### [Records provided]
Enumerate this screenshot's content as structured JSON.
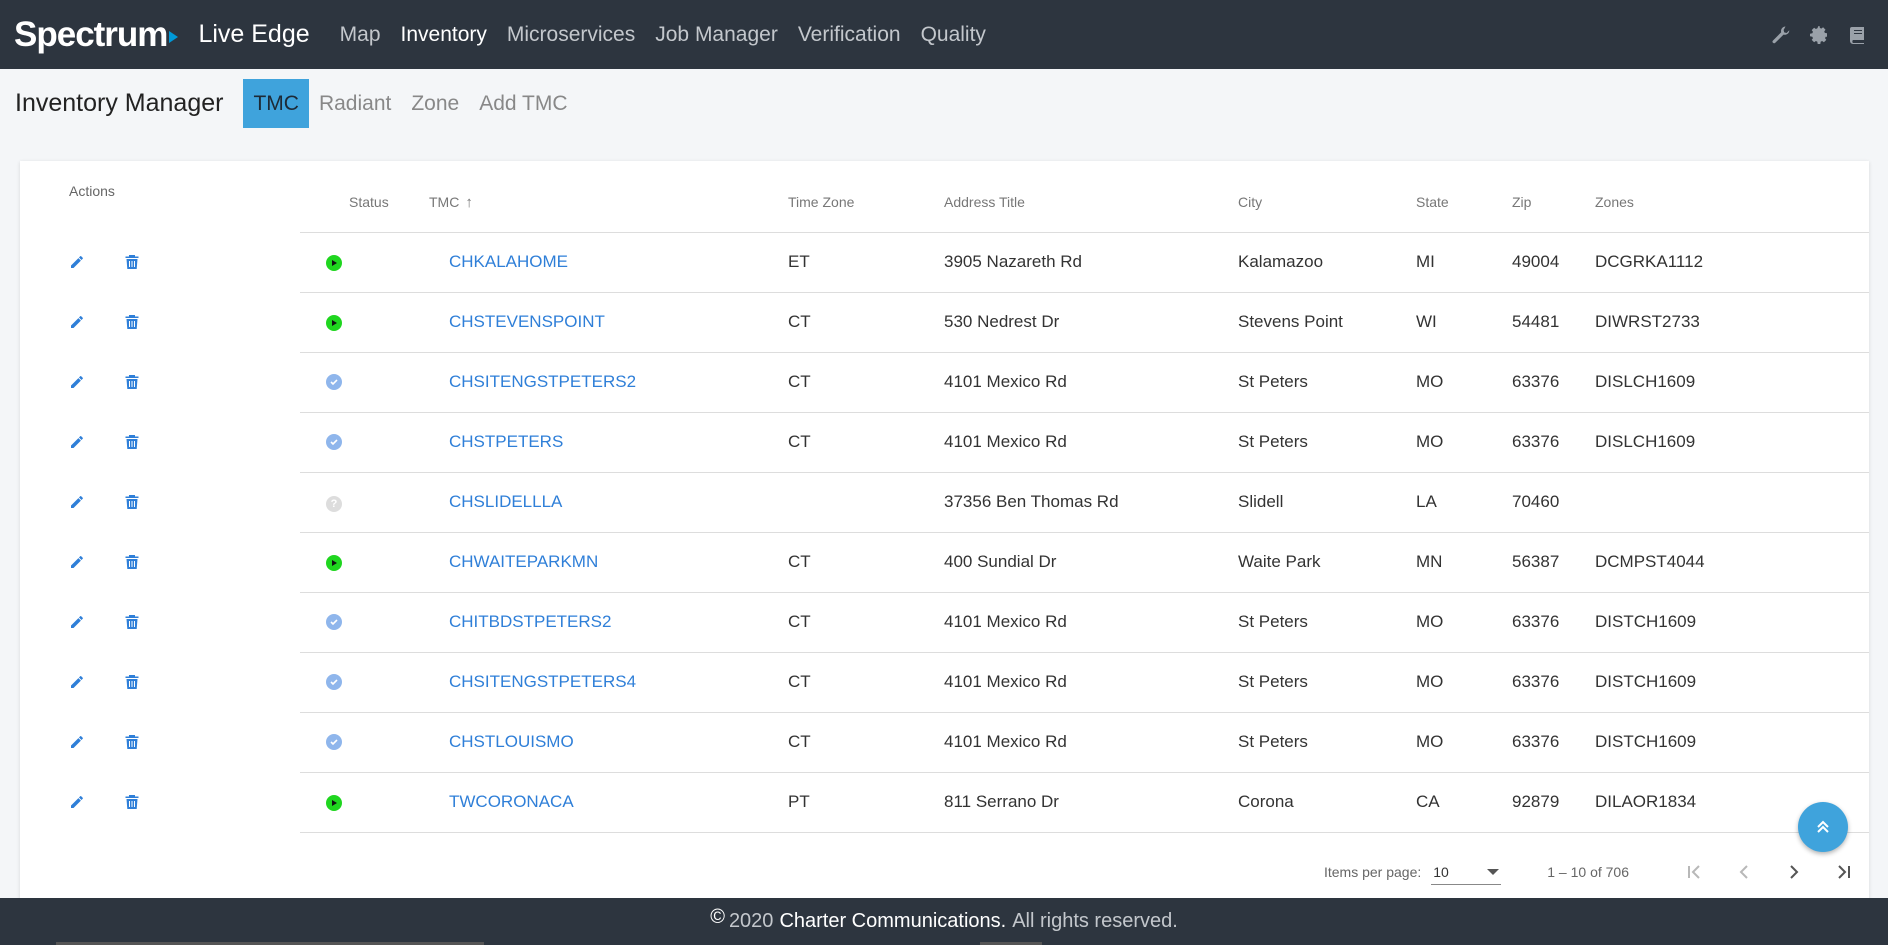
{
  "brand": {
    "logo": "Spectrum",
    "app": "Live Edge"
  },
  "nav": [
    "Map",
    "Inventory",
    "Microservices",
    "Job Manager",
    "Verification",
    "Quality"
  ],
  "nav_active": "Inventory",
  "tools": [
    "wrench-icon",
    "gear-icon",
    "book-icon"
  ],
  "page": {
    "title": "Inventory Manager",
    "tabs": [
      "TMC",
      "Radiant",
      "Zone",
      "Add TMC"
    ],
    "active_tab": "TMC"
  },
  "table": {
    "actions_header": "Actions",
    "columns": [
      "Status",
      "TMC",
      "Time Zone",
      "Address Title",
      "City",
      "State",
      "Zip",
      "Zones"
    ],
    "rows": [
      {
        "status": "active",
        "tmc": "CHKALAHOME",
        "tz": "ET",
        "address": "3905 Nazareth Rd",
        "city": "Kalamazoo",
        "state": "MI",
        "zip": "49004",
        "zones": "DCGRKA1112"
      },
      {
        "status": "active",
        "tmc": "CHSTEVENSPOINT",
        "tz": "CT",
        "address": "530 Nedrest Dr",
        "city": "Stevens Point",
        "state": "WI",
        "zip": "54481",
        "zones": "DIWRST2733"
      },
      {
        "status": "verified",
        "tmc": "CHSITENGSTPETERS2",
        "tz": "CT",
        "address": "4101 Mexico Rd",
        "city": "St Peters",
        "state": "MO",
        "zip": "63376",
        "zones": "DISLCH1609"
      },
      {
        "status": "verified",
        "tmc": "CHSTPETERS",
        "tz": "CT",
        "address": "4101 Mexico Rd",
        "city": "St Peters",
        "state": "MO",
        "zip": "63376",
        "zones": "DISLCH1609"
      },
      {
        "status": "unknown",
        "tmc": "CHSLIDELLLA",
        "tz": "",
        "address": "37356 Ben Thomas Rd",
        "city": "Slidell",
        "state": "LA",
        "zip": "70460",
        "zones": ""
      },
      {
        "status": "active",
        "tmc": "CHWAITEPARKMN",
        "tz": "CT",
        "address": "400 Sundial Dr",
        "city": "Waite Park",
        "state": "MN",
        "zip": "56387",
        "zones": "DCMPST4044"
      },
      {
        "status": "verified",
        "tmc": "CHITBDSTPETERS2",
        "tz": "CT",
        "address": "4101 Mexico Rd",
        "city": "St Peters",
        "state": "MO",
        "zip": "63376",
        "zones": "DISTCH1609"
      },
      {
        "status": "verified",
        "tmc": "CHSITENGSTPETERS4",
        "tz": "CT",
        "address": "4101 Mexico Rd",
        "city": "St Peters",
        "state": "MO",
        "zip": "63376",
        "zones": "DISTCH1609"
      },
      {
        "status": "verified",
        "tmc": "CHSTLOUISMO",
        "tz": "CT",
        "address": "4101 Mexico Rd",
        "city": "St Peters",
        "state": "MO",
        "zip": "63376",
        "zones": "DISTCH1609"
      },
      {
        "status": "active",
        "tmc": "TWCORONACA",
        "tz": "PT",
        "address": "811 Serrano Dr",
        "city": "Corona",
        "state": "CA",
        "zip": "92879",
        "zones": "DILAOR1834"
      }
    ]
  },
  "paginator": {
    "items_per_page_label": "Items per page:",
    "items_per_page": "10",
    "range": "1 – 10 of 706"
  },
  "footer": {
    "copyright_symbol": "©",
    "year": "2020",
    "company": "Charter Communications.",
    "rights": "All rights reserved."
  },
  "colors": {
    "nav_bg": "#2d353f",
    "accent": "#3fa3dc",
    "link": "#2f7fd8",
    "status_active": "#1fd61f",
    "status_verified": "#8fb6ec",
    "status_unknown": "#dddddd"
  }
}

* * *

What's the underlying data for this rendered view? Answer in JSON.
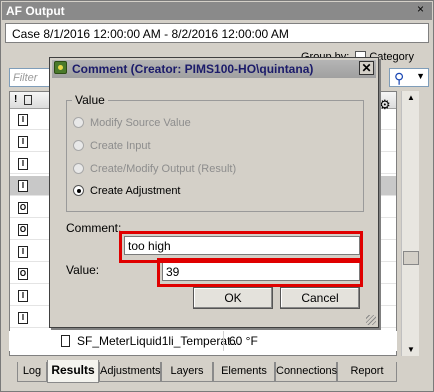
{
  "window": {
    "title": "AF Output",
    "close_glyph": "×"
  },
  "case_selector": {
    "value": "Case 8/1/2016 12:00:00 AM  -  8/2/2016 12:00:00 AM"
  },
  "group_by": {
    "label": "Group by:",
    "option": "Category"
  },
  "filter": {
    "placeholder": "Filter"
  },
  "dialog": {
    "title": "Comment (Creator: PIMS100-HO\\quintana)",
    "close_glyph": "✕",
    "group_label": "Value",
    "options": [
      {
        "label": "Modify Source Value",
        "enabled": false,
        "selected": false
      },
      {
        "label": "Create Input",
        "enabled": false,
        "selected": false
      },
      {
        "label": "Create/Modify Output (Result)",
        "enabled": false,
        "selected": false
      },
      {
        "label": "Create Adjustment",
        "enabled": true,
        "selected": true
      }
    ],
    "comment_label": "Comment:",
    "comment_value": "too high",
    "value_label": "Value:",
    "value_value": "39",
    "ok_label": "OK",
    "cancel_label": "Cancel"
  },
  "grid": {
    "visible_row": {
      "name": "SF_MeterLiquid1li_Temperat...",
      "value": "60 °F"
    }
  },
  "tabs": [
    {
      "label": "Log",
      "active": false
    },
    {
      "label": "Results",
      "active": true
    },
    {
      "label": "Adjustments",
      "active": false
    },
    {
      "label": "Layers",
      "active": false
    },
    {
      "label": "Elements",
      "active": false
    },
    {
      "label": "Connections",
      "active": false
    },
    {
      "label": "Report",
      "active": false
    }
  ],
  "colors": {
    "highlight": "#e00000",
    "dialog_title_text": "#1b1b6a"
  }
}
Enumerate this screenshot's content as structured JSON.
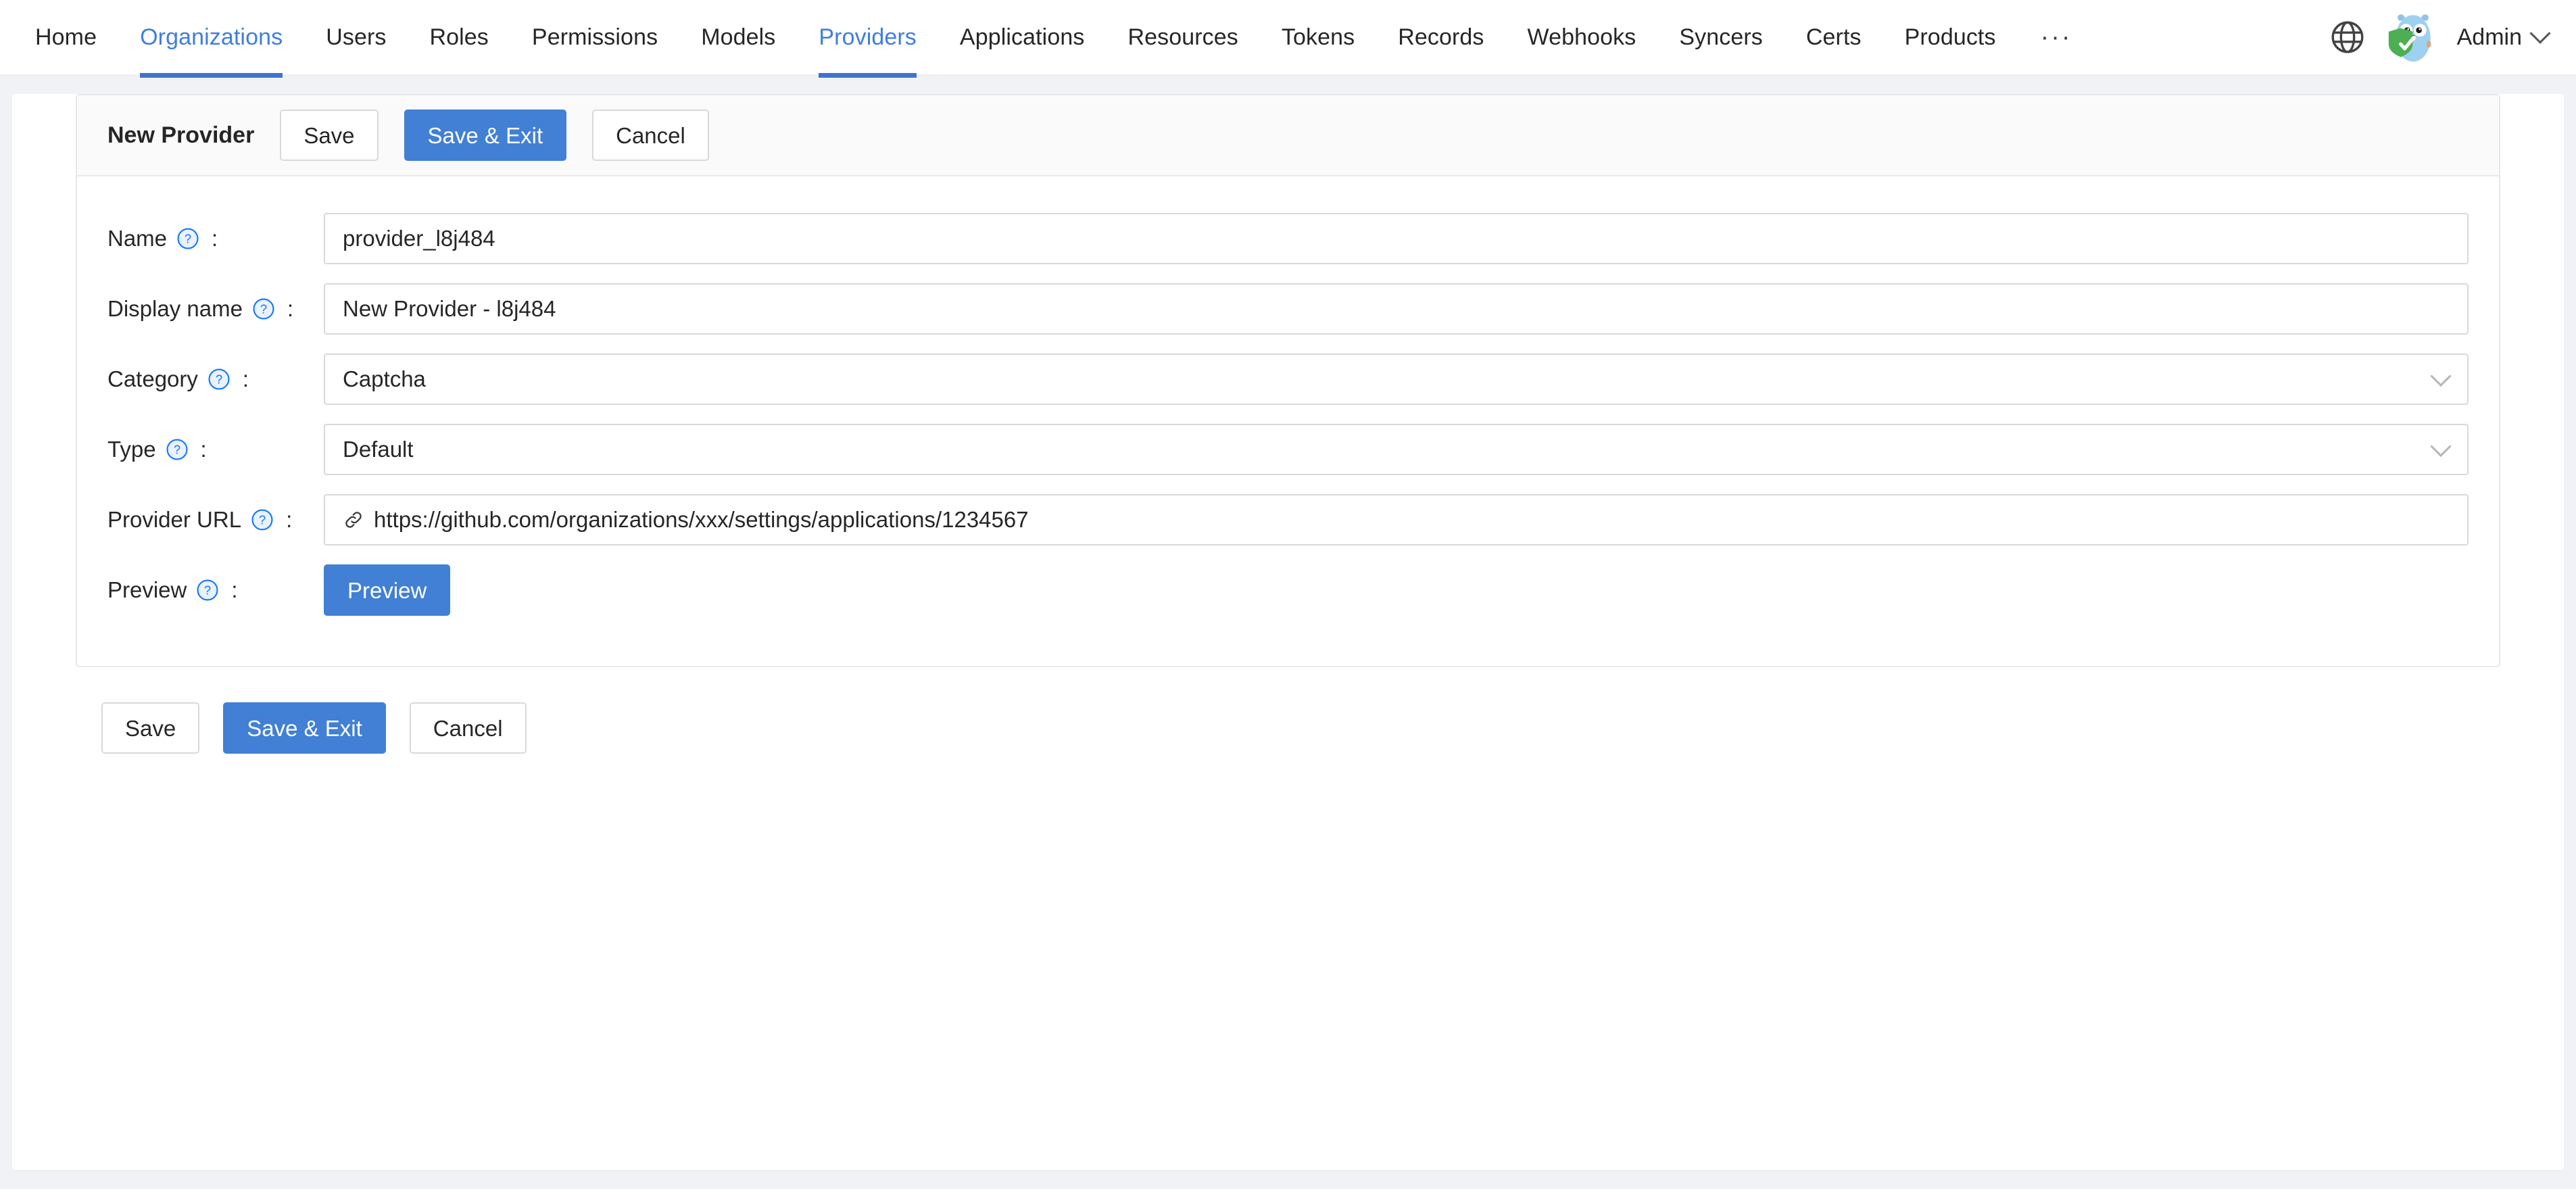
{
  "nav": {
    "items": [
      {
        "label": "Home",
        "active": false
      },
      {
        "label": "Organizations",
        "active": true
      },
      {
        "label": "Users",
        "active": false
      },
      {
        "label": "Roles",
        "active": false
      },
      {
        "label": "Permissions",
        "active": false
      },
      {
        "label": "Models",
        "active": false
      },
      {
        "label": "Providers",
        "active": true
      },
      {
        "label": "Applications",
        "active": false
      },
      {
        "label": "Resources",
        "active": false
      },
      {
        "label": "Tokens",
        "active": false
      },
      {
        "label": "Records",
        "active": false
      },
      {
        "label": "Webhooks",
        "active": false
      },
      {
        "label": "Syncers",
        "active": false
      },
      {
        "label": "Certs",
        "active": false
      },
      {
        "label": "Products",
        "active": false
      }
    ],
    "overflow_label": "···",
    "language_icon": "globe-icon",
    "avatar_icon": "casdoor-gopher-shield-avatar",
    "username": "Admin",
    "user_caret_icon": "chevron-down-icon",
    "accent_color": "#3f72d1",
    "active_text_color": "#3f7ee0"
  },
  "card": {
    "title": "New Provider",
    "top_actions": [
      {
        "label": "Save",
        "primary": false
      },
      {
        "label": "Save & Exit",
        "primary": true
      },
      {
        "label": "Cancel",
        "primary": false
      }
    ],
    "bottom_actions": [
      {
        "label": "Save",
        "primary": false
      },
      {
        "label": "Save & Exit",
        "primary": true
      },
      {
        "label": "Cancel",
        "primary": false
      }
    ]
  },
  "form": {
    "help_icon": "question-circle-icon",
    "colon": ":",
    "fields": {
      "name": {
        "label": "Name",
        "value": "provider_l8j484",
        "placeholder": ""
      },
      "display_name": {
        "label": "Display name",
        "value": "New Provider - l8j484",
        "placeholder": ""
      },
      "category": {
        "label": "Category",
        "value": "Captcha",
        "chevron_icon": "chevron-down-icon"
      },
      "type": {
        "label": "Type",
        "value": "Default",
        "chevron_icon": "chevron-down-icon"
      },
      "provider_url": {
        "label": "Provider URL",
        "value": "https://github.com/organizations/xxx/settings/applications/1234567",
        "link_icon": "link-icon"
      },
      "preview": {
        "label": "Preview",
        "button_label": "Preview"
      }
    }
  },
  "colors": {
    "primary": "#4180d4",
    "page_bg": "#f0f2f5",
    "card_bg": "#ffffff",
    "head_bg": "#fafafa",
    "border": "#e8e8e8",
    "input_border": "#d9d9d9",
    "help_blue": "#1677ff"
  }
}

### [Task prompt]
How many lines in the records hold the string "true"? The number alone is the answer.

### [Task response]
7